First, keep in mind white-throated sparrows spend much of their time on close to the ground deep within shrubby, overgrown areas. If your yard does not possess such a spot, chances are slim white-throated sparrows will winter there.
If you do have a shrubby spot or two, place food near these areas. The reason for this is, as a rule white-throated sparrow are reluctant to venture far from these safe havens.
It is also a good idea to scatter millet or other small seeds on the ground. Although the birds will feed from elevated feeders, they seem to prefer to dining on or very close to the ground.
For decades, Project FeederWatch has been surveying bird feeding activities throughout the United States and Canada. The data collected has provided biologists with valuable insights into the habits of people that feed birds as well as the possible impacts of bird feeding on bird populations. Here are a few of the findings of this monumental study.
On the average, participants in the FeederWatch Project feed in excess of 300 pounds of seeds and 20 pounds of suet and bird “pudding” each winter.
By far, the most common offering proved to be mixed seed. In addition to mixed seed, the foods fed most often were suet, black-oil sunflower, and niger seed.
The study also found the feeders most popular among FeederWatch participants were hanging feeders (98%), suet holders (83%), and raised platforms (68%).

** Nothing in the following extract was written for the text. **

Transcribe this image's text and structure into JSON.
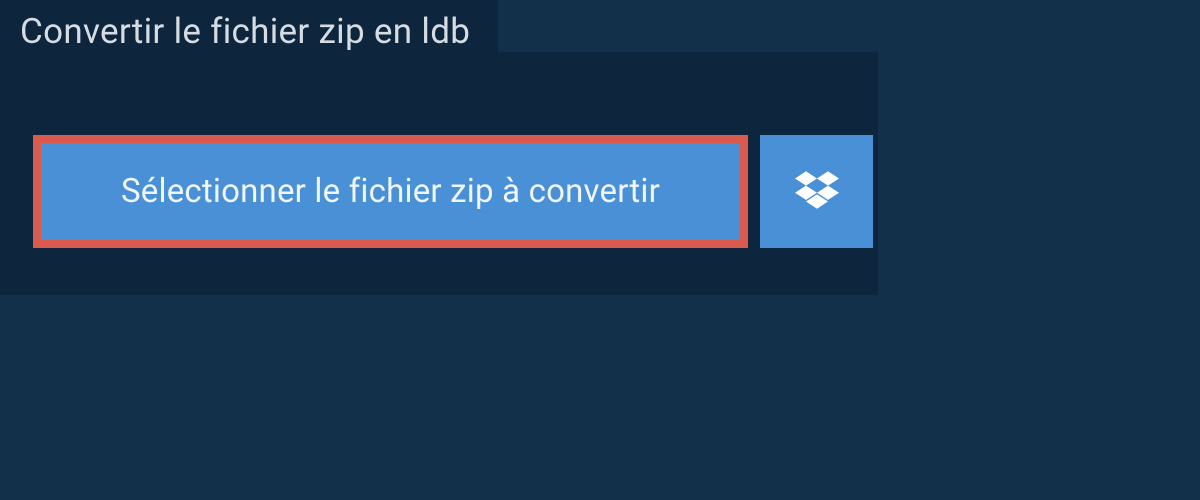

How does your own bird feeding activities compare to the results of this survey?
It is truly a challenge to attract a pileated woodpecker to a feeder. I have been feeding birds for more than a half a century and have never fed a morsel of food to a pileated woodpecker. However, pileated woodpeckers do visit backyard bird feeders. According to data collected in Project FeederWatch, less than a quarter of the people that feed birds in the Southeast host pileated woodpeckers.
Personally, I can count on one hand the number of people that have told me they have been able to attract our largest woodpecker to their feeders. However, several years ago Leon and Julie Neel told me that pileated woodpeckers visited a homemade suet feeder outside their home near Thomasville. This feeder was truly unique and beautiful. The feeder was a large cypress knee. Suet was packed into a number of large holes drilled around the knee. This feeder was both functional and beautiful.

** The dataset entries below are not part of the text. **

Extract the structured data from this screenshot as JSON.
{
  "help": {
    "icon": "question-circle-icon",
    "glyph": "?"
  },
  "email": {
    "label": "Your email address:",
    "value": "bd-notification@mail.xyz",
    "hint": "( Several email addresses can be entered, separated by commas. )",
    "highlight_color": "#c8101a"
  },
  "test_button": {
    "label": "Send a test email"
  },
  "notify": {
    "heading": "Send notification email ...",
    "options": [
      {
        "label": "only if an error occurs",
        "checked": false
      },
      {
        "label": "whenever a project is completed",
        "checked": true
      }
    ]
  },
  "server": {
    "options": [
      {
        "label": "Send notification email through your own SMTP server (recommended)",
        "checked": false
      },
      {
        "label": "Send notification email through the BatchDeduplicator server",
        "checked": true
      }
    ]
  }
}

If you want to meet the challenge of trying to attract a pileated woodpecker to your feeders, there are a few facts you need to know. First,
The pileated woodpecker was not considered a feeder bird until the 1950s. Since that time, pileated woodpeckers have visited feeders more frequently.
If a pileated woodpecker begins visiting your feeder, it will typically be extremely cautious. However, its trepidation will somewhat diminish with time.
Initially, only one bird will visit a feeder. However, don’t be surprised if the bird’s mate visits later. The reason for this is the members of a pair of pileated woodpeckers maintain a bond with one another throughout the entire year. In addition, they occupy the same territory throughout all seasons. However, they are more tolerant of other pileated woodpeckers that might enter their territory during the winter.
The best food to use to attract pileated woodpeckers is suet. You can use either plain or peanut butter suet.
Suet should be offered in a large feeder. Large feeders attached to the trunk of a tree work well. Suet can also be smeared into the bark of a tree. Some folks have been successful in attracting the birds to large log suet feeders suspended on poles. Others smear a layer of suet between two slabs of wood, which are attached to a tree.
If you are going to try to meet the pileated woodpecker challenge this winter, go into it with realistic expectations. Chances are you will not be successful. However, if are patient, you just may be rewarded with the rare opportunity of being able to see pileated woodpeckers on a regular basis.